● PROBLEM TO WORK ON: The expected answer comprises all lines from the entries that contain the string "value".

Entries taken from a collection:
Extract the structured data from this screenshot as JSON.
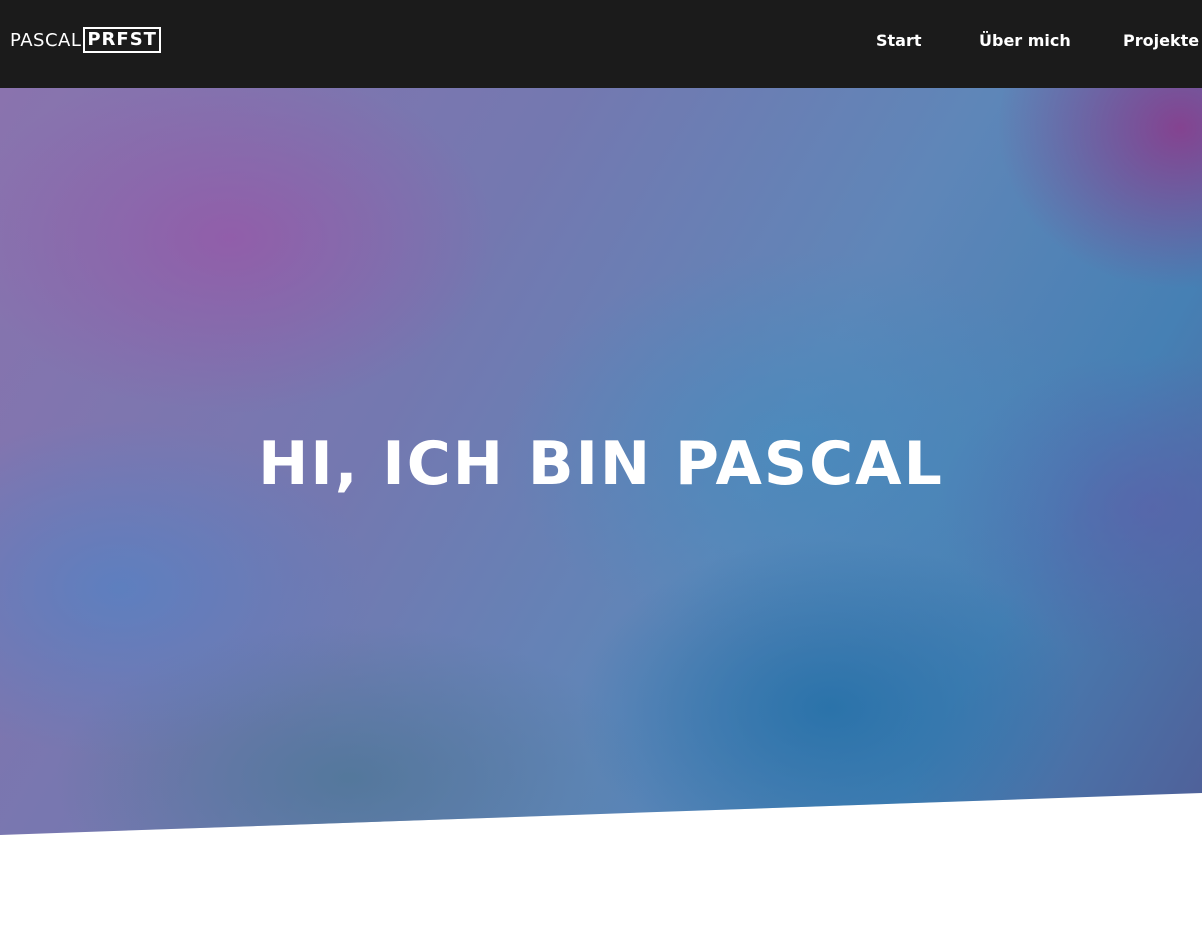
{
  "header": {
    "logo": {
      "first": "PASCAL",
      "boxed": "PRFST"
    },
    "nav": {
      "start": "Start",
      "about": "Über mich",
      "projects": "Projekte"
    }
  },
  "hero": {
    "heading": "HI, ICH BIN PASCAL"
  },
  "colors": {
    "navbar_background": "#1b1b1b",
    "nav_text": "#ffffff",
    "hero_text": "#ffffff",
    "page_background": "#ffffff"
  }
}
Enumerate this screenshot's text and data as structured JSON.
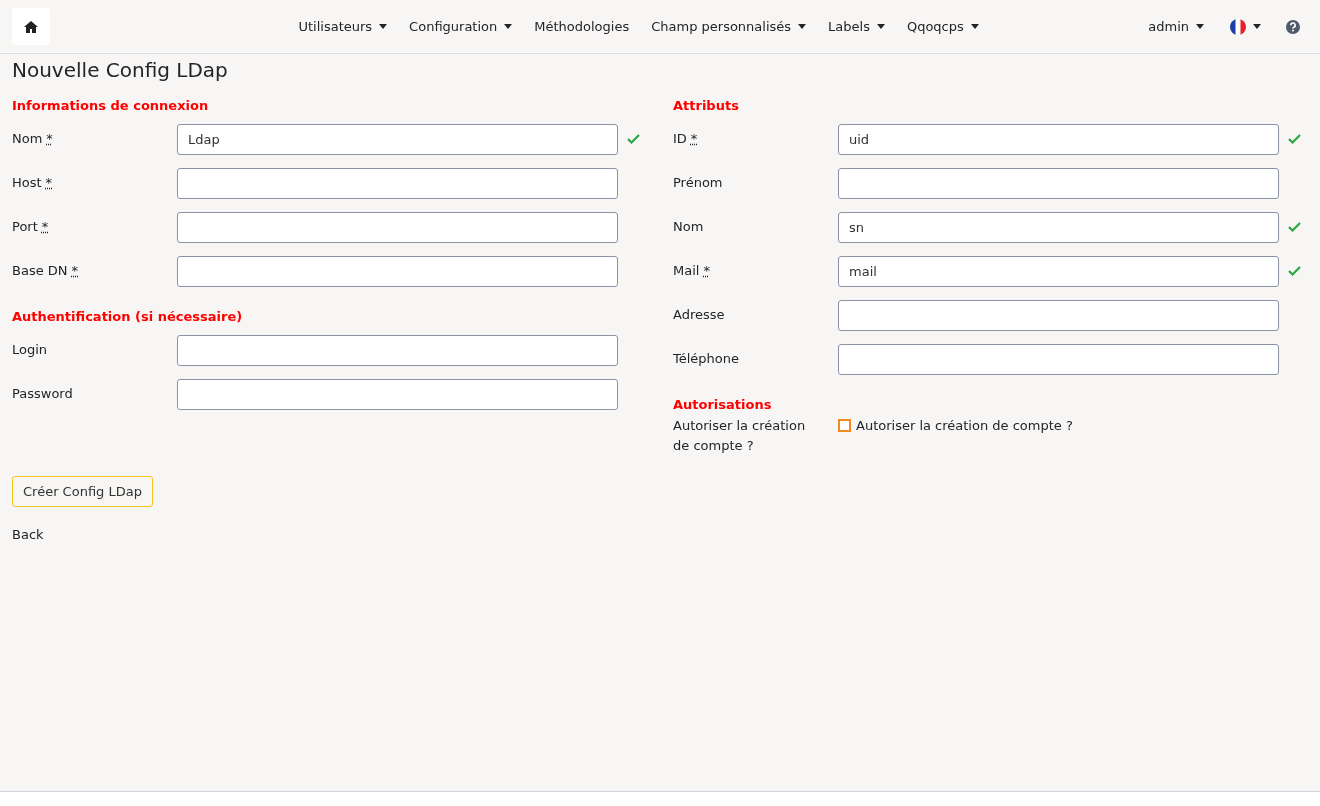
{
  "navbar": {
    "menus": [
      {
        "label": "Utilisateurs",
        "dropdown": true
      },
      {
        "label": "Configuration",
        "dropdown": true
      },
      {
        "label": "Méthodologies",
        "dropdown": false
      },
      {
        "label": "Champ personnalisés",
        "dropdown": true
      },
      {
        "label": "Labels",
        "dropdown": true
      },
      {
        "label": "Qqoqcps",
        "dropdown": true
      }
    ],
    "user": {
      "label": "admin",
      "dropdown": true
    },
    "language": {
      "dropdown": true
    }
  },
  "page_title": "Nouvelle Config LDap",
  "columns": [
    {
      "sections": [
        {
          "heading": "Informations de connexion",
          "fields": [
            {
              "kind": "text",
              "label": "Nom",
              "required_mark": "*",
              "value": "Ldap",
              "valid": true
            },
            {
              "kind": "text",
              "label": "Host",
              "required_mark": "*",
              "valid": false
            },
            {
              "kind": "text",
              "label": "Port",
              "required_mark": "*",
              "valid": false
            },
            {
              "kind": "text",
              "label": "Base DN",
              "required_mark": "*",
              "valid": false
            }
          ]
        },
        {
          "heading": "Authentification (si nécessaire)",
          "fields": [
            {
              "kind": "text",
              "label": "Login",
              "valid": false
            },
            {
              "kind": "password",
              "label": "Password",
              "valid": false
            }
          ]
        }
      ]
    },
    {
      "sections": [
        {
          "heading": "Attributs",
          "fields": [
            {
              "kind": "text",
              "label": "ID",
              "required_mark": "*",
              "value": "uid",
              "valid": true
            },
            {
              "kind": "text",
              "label": "Prénom",
              "valid": false
            },
            {
              "kind": "text",
              "label": "Nom",
              "value": "sn",
              "valid": true
            },
            {
              "kind": "text",
              "label": "Mail",
              "required_mark": "*",
              "value": "mail",
              "valid": true
            },
            {
              "kind": "text",
              "label": "Adresse",
              "valid": false
            },
            {
              "kind": "text",
              "label": "Téléphone",
              "valid": false
            }
          ]
        },
        {
          "heading": "Autorisations",
          "fields": [
            {
              "kind": "checkbox",
              "label": "Autoriser la création de compte ?",
              "option": "Autoriser la création de compte ?",
              "checked": false
            }
          ]
        }
      ]
    }
  ],
  "submit_button": "Créer Config LDap",
  "back_link": "Back"
}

● ANSWER TO THIS TASK:
              "value": "Ldap",
              "value": "uid",
              "value": "sn",
              "value": "mail",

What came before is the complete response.